- Deep or grave in tone
- The linden or lime tree often wrongly called whitewood also its bark which is used in making mats See Bast
- a delicious spiny finned fish esp for the genera Roccus Labrax and related genera there are lots of species
- a grownup male singer because of the cheapest vocals
- having or denoting the lowest vocal or instrumental range
- the lean skin of a saltwater fish associated with household Serranidae
- any of different united states freshwater fish with slim flesh (especially associated with genus Micropterus)
- the cheapest component in polyphonic songs
- the best person male singing voice
- the best part of the music range
- the user because of the lowest range of a family group of music tools
- nontechnical name for just about any of several delicious marine and freshwater spiny-finned fishes
- of Bass
- An edible, spiny-finned fish, esp. of genera Roccus, Labrax, and relevant genera. There are many species.
- The two American fresh-water species of black colored bass (genus Micropterus). See Ebony bass.
- types of Serranus, the ocean bass and stone bass. See Sea bass.
- The southern, red, or channel bass (Sciaena ocellata). See Redfish.
- The linden or lime tree, occasionally incorrectly known as whitewood; also, its bark, which is used for making mats. See Bast.
- A hassock or thick pad.
- A bass, or deep, sound or tone.
- The lowest component in a musical structure.
- One who sings, or perhaps the instrument which plays, bass.
- deeply or grave in tone.
- To seem in a-deep tone.
sea-fish - a rather well-known game fish in america
belated 14c., of things, "low, not large," from belated Latin bassus "brief, reasonable" (see base (adj.)). Meaning "low in social scale or position" is recorded from belated 14c. Of voices and music records, from mid-15c. (technically, including the E flat underneath the bass stave on F above it), infuenced by Italian basso. Indicating "lowest section of a harmonized music structure" is from mid-15c. Meaning "bass-viol" is from 1702; that of "double-bass" is from 1927.
- freshwater seafood, early 15c. corruption of Old English b
A term that refers to numerous and often unrelated freshwater and saltwater seafood. True basses consist of groupers, black colored water bass, and striped bass. Largemouth, redeye, stone, smallmouth therefore the spotted bass, are in fact sunfish.

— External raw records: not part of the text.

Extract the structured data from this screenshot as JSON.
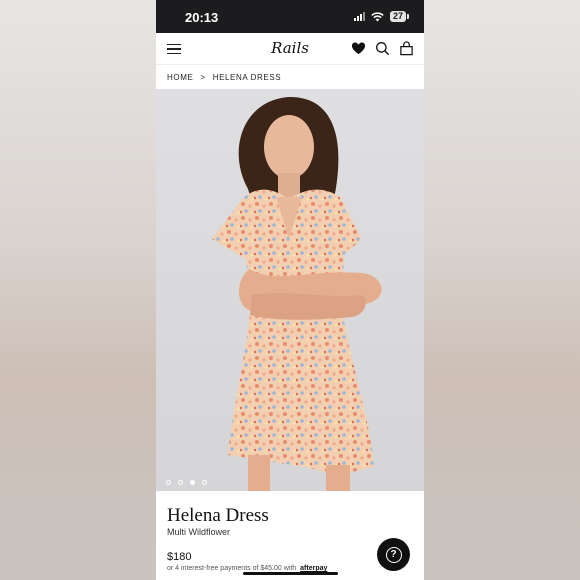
{
  "status_bar": {
    "time": "20:13",
    "battery": "27"
  },
  "header": {
    "logo": "Rails",
    "icons": [
      "menu-icon",
      "heart-icon",
      "search-icon",
      "bag-icon"
    ]
  },
  "breadcrumb": {
    "home": "HOME",
    "separator": ">",
    "current": "HELENA DRESS"
  },
  "gallery": {
    "image_count": 4,
    "active_index": 2
  },
  "product": {
    "name": "Helena Dress",
    "color": "Multi Wildflower",
    "price": "$180",
    "installments": "or 4 interest-free payments of $45.00 with",
    "installments_brand": "afterpay"
  },
  "colors": {
    "status_bar": "#1c1c1e",
    "dress_base": "#f1c4a4",
    "hair": "#3b2418",
    "help_button": "#111111"
  }
}
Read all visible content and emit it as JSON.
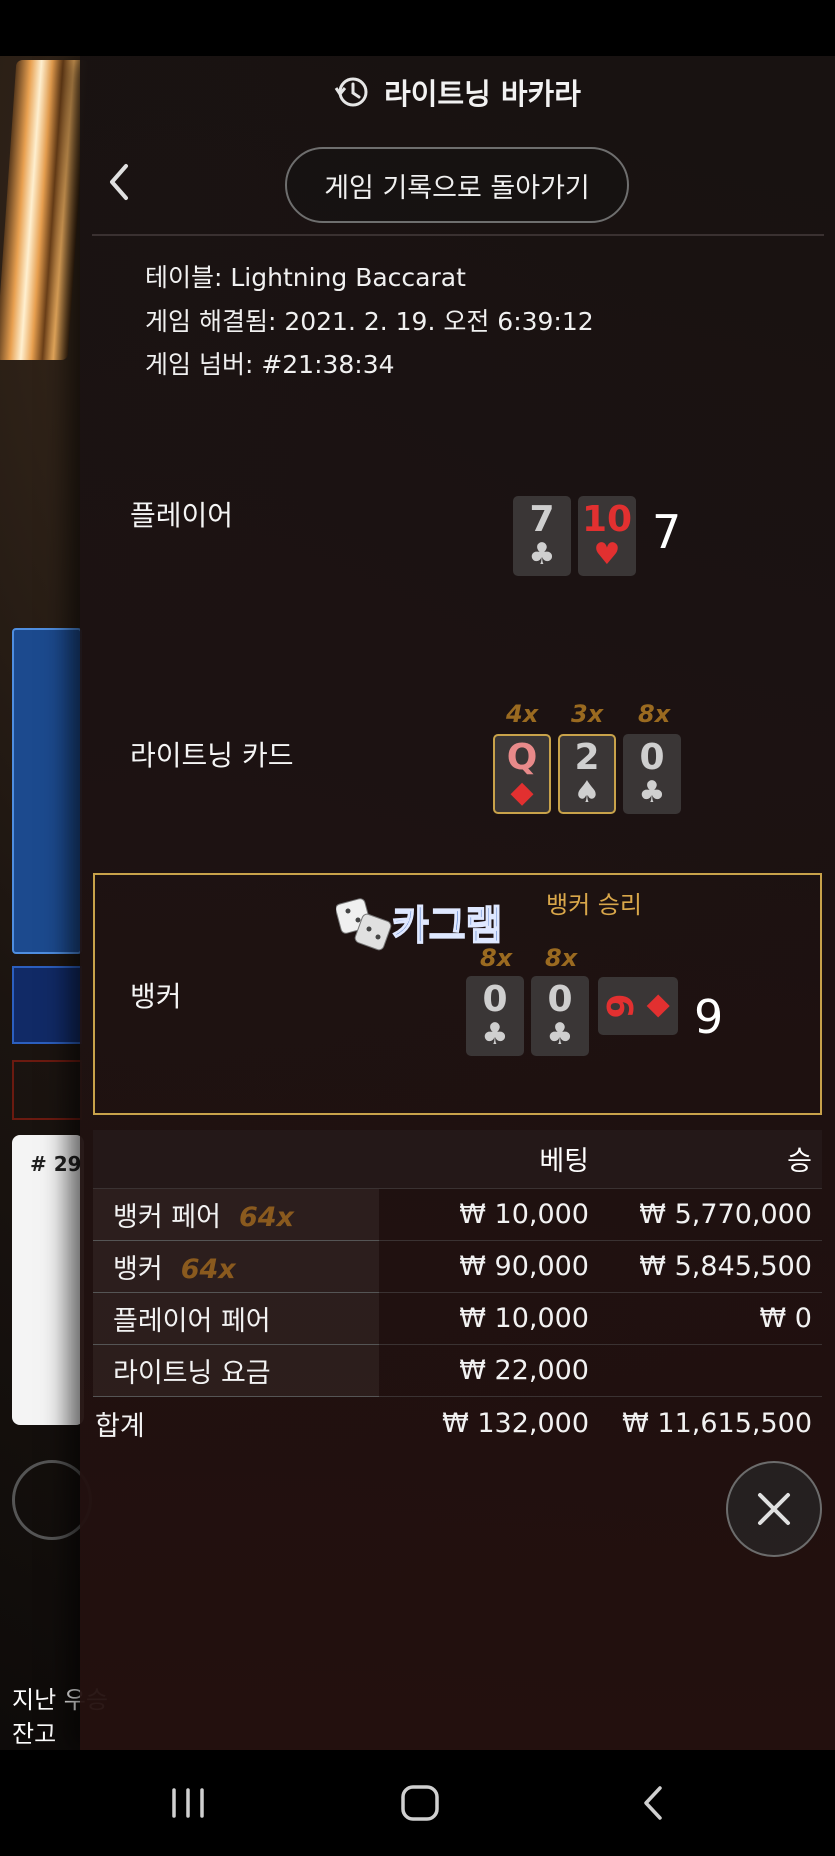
{
  "header": {
    "title": "라이트닝 바카라",
    "history_icon": "history-icon"
  },
  "back_button_label": "게임 기록으로 돌아가기",
  "info": {
    "table": "테이블: Lightning Baccarat",
    "resolved": "게임 해결됨: 2021. 2. 19. 오전 6:39:12",
    "game_number": "게임 넘버: #21:38:34"
  },
  "player": {
    "label": "플레이어",
    "cards": [
      {
        "rank": "7",
        "suit": "♣"
      },
      {
        "rank": "10",
        "suit": "♥"
      }
    ],
    "total": "7"
  },
  "lightning": {
    "label": "라이트닝 카드",
    "cards": [
      {
        "rank": "Q",
        "suit": "◆",
        "multiplier": "4x"
      },
      {
        "rank": "2",
        "suit": "♠",
        "multiplier": "3x"
      },
      {
        "rank": "0",
        "suit": "♣",
        "multiplier": "8x"
      }
    ]
  },
  "banker": {
    "label": "뱅커",
    "result": "뱅커 승리",
    "cards": [
      {
        "rank": "0",
        "suit": "♣",
        "multiplier": "8x"
      },
      {
        "rank": "0",
        "suit": "♣",
        "multiplier": "8x"
      },
      {
        "rank": "9",
        "suit": "◆"
      }
    ],
    "total": "9"
  },
  "watermark_text": "카그램",
  "bets": {
    "headers": {
      "bet": "베팅",
      "win": "승"
    },
    "rows": [
      {
        "label": "뱅커 페어",
        "mult": "64x",
        "bet": "₩ 10,000",
        "win": "₩ 5,770,000"
      },
      {
        "label": "뱅커",
        "mult": "64x",
        "bet": "₩ 90,000",
        "win": "₩ 5,845,500"
      },
      {
        "label": "플레이어 페어",
        "mult": "",
        "bet": "₩ 10,000",
        "win": "₩ 0"
      },
      {
        "label": "라이트닝 요금",
        "mult": "",
        "bet": "₩ 22,000",
        "win": ""
      }
    ],
    "total": {
      "label": "합계",
      "bet": "₩ 132,000",
      "win": "₩ 11,615,500"
    }
  },
  "background": {
    "road_hash": "# 29",
    "last_win_label": "지난 우승",
    "balance_label": "잔고"
  },
  "colors": {
    "gold": "#c8a24a",
    "red": "#e23030",
    "panel": "#1c1414"
  }
}
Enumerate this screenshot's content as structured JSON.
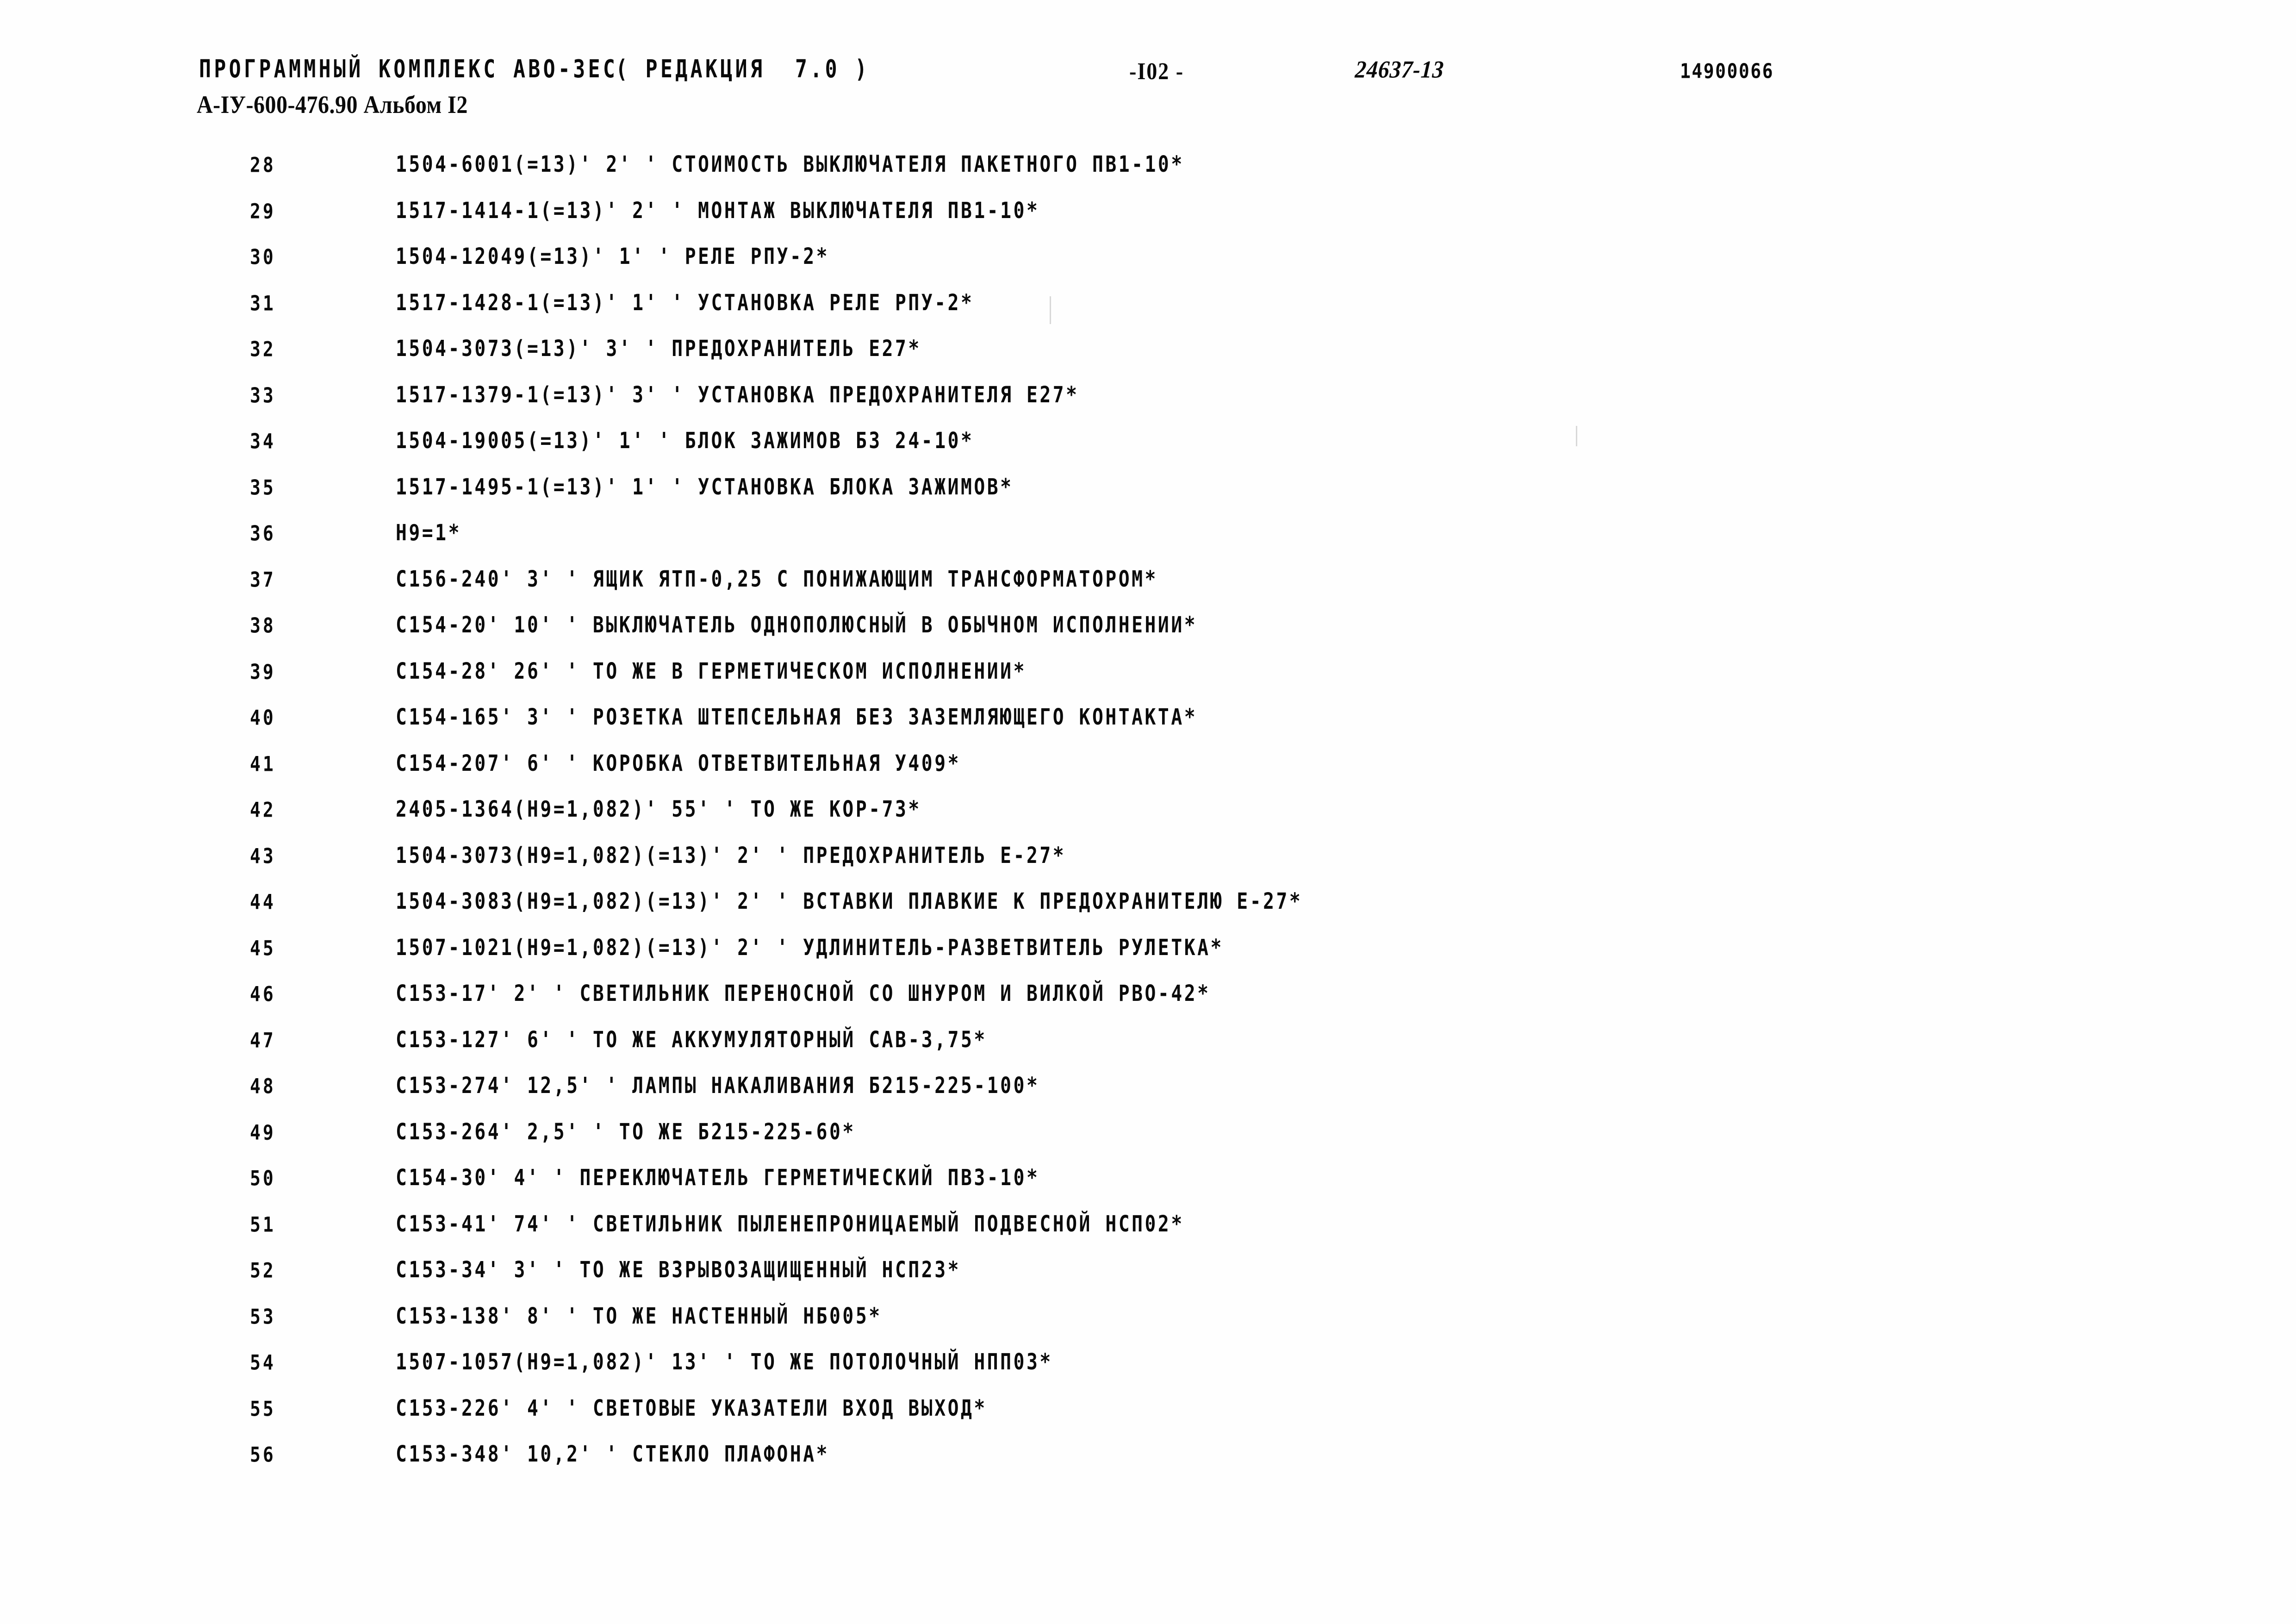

- a phrase utilized for a number of types of fresh and saltwater spiny-finned seafood. Large lips, tiny lips, water and striped bass are some of the varieties.
(pl. ) of Bass
- (letter.) An edible, spiny-finned fish, esp. of genera Roccus, Labrax, and related genera. There are lots of types.
- (n.) A hassock or thick mat.
- (a.) A bass, or deep, sound or tone.
- (a.) The cheapest component in a musical composition.
- (a.) One who sings, and/or instrument which plays, bass.
- (a.) Deep or grave in tone.
- (v. t.) To seem in a deep tone.
Trout abound in the mountain streams, and black bass in the rivers of the interior.